Digging Religion


Archeologists are excavating a site that could prove what we think we know about the development of human civilization to be wrong. In school we're taught that the development of civilization happened in a period of time called the Neolithic Revolution. First came farming and herding, then pottery, villages, specialized labor, kings, writing, art, and, well into the process, organized religion. Göbekli Tepe ("Hill With a Potbelly" in Turkish), the provocative dig site near the border of Turkey and Syria, offers fascinating evidence that we may not have the whole story after all.

Estimated to be built somewhere around 11,500 years ago by carbon dating, the site is an anomaly. It is one of only two sites found in the world that strongly suggest that religion was the foundation for the process of the development of civilization that followed over the last 10,ooo years.

Göbekli Tepe is the oldest human-made place of worship to be discovered. The site, who's excavation is currently overseen by German archeologist Klaus Schmidt, contains very little evidence of daily life. There are no toilets, dump grounds, and very few human remains, suggesting that the site's exclusive purpose was to serve as a place for worship.

The temple consists of large 10-ton stones stacked in t-shapes with carvings of totem animals which predate pottery and the invention of writing. Archeologists believe theses could be representations of mythic beings, such as ancestors. Schmidt speculates the site was used for early shamanic practices. Ritual bones of local game have been found in large amounts suggesting ritual feasts. Carved into the rocks are geometric shapes and patterns. It is clear that the site was used for cultic rather than domestic purposes.

The early people who utilized the site were also some of the earliest farmers and cultivators of wheat, suggesting that these people formed civilization and 'sedentism' around the needs of the worship site, much opposed to the current hypothesis that worship was a much later development in the human experience.

By around 8,000 years ago, the site was buried purposefully, marking the sudden end of its use as a worship site. Why the people buried it still remains a mystery, though possibly its fate was determined by the very same process that it had a hand in evidently creating; the development of civilization.

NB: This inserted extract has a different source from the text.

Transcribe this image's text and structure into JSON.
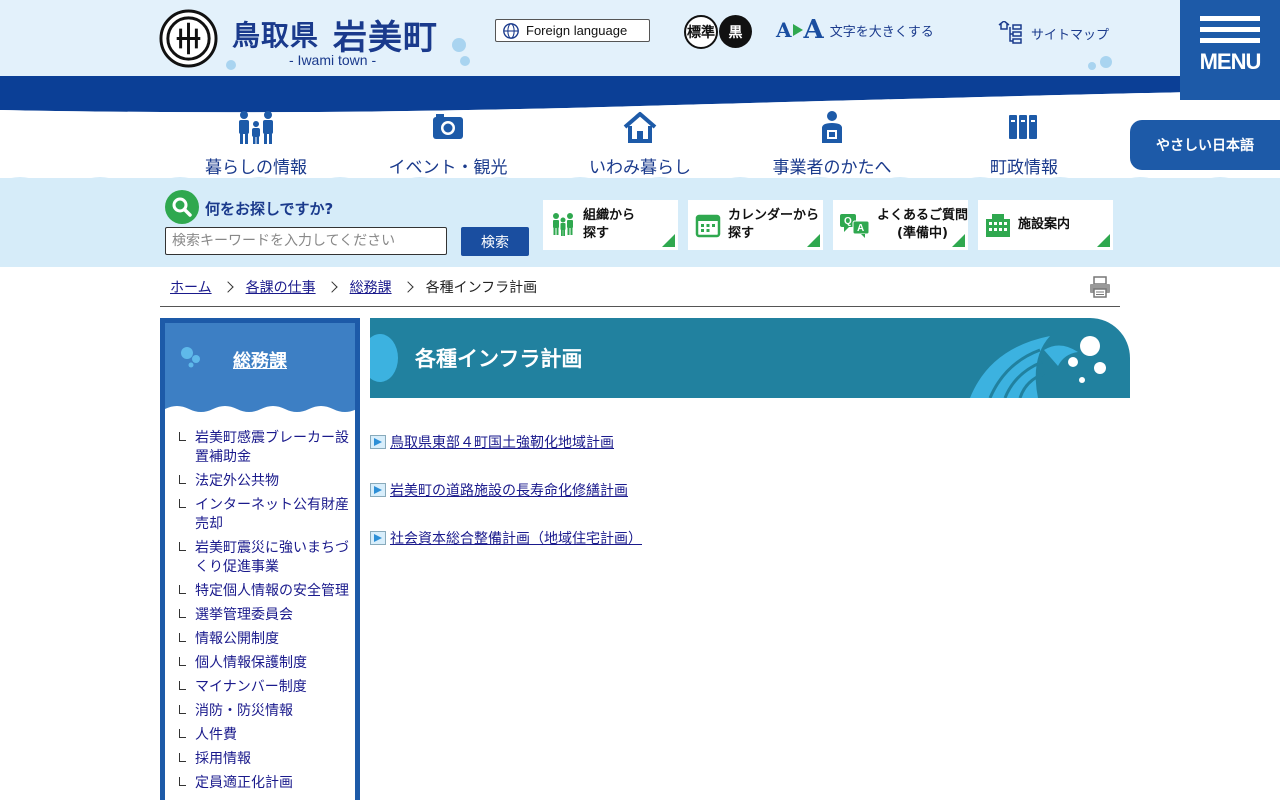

Though there are many fascinating aspects to the discovery of Göbekli Tepe, more questions remain than answers as only 5% of the site has been excavated so far. Schmidt estimates another 50 years of excavation before we have a comprehensive understanding of the purpose of this site and the people involved in its creation.